Liberty’s leap: MetroWest resident discusses challenges of penning memoir
Liberty Goetsch took a leap of faith when she emigrated to the United States through an arranged marriage to a man she had never met. She left her home in the Greek island of Cyprus in pursuit of a better life. She doesn’t consider herself a writer, but she thinks her story is one worth telling.
Liberty, whose full name is Eleftheria Eleftheriou Constantinou Goetsch, was 20 years old when she came to the U.S. Now 62, she recently released a memoir that documents her life’s story, titled “Life, Liberty and My Pursuit of Happiness.”
Penning her life story brought about many challenges for Liberty. After growing up poor with an abusive, alcoholic father and being married to an unfaithful first husband, writing some parts of the book brought back some painful memories. She also had to overcome a language barrier with the writing itself.

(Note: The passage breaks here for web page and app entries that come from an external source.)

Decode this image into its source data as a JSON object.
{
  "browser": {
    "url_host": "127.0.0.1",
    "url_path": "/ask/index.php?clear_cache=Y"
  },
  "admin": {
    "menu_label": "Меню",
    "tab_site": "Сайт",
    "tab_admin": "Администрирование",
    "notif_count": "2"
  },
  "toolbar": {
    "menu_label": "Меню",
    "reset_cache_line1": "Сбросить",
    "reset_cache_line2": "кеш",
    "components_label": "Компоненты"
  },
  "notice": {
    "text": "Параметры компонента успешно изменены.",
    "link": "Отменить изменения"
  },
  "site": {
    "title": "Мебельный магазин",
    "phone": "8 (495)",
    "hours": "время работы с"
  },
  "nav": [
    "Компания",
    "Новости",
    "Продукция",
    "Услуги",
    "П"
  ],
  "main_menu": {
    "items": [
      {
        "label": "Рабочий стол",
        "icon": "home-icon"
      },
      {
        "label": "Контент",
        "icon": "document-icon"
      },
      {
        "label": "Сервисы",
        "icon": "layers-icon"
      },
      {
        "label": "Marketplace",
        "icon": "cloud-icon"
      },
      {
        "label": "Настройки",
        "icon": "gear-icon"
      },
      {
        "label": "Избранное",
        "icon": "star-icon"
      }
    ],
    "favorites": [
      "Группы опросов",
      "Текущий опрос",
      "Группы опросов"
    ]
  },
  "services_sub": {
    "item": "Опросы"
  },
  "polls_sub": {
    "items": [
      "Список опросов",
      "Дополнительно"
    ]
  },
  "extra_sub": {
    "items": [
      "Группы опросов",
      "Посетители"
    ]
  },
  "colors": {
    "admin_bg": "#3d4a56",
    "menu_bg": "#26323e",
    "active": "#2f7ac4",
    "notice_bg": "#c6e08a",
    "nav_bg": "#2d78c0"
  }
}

Although some memories were difficult to write about, getting them down on paper was therapeutic. Additionally, Liberty’s current husband, Gary, gave her a helping hand with the writing to help her overcome the language barrier, she said.
“It was nice to get it out, because I was holding it in for so long,” Liberty said. “When it was done, and it got delivered to my house, I started crying. It was very, very emotional.”
THE JOURNEY BEGINS
Liberty’s parents arranged the marriage that brought her to the U.S. — a common practice in Greece in the 1970s. She said one of the reasons she decided to come to America was to get away from her controlling father.
It was the first time she had been on an airplane. She arrived in New York City and was picked up by her soon-to-be father-in-law and mother-in-law, who took her to their home in Connecticut. Days after arriving in Connecticut, she met her new husband-to-be for the first time.
“I had to wait four days to meet my future husband, because he was up in Boston (for) school,” Liberty said, adding that her in-laws lied to her about what he was studying. “(Before) I came here, they told me that my husband is going to school to be a doctor. So, when I got here, they told me he’s not going to be a doctor. Now he’s going to be a mechanical engineer.”
She added that this lie was just the first of many.
“From the beginning, there were lies and lies and lies, one after the other (from my in-laws),” Liberty said.
Liberty and her first husband ended up running two successful restaurants in Connecticut until they moved to Florida in the 1980s.
MOVING FOR THE MOUSE
Their restaurant success in Connecticut is what drove Liberty and her first husband to sell everything they had and move to Kissimmee in 1986.
“We moved to Florida to make more money and open more restaurants,” Liberty said. “We used to come on vacation to Disney, and my husband, being in the restaurant business … he thought that he could come to Florida, open a big restaurant and make lots of money, because all the restaurants were so busy.”
She said their Florida restaurant stayed in business for about two years. However, declining business forced them to close. The issues with the restaurant took a toll on her marriage. They eventually divorced.
The marriage lasted about 10 years. Liberty and her first husband had two daughters, whom Liberty had raised by herself after the divorce with no support from her first husband.
“He went back to Connecticut and made a life for himself,” Liberty said. “He gave us nothing — no child support, nothing. … I stayed here and worked three jobs to support my kids.”
In 1992, Liberty met her current husband, Gary, while he was in the area on a business trip.
LOST IN TRANSLATION
After meeting Gary in 1992, they dated long distance for three years. They married in 1995 and moved into their home in MetroWest.
Liberty learned English by watching television and working in the restaurant business, so her writing in English wasn’t the best.
“I didn’t know how much I was going to need Gary’s help,” Liberty said. “I wrote a page on my computer with my poor English, and Gary would come up and spell-check everything and make sure I said (things) right.”
She added that writing the book in English was one of her greatest challenges. In addition to the language barrier, Liberty also has dyslexia.
“In English, we learn how to put phrases together, and she lacks that,” Gary said. “She might say, ‘I gone to somewhere,’ instead of, ‘I went to somewhere.’”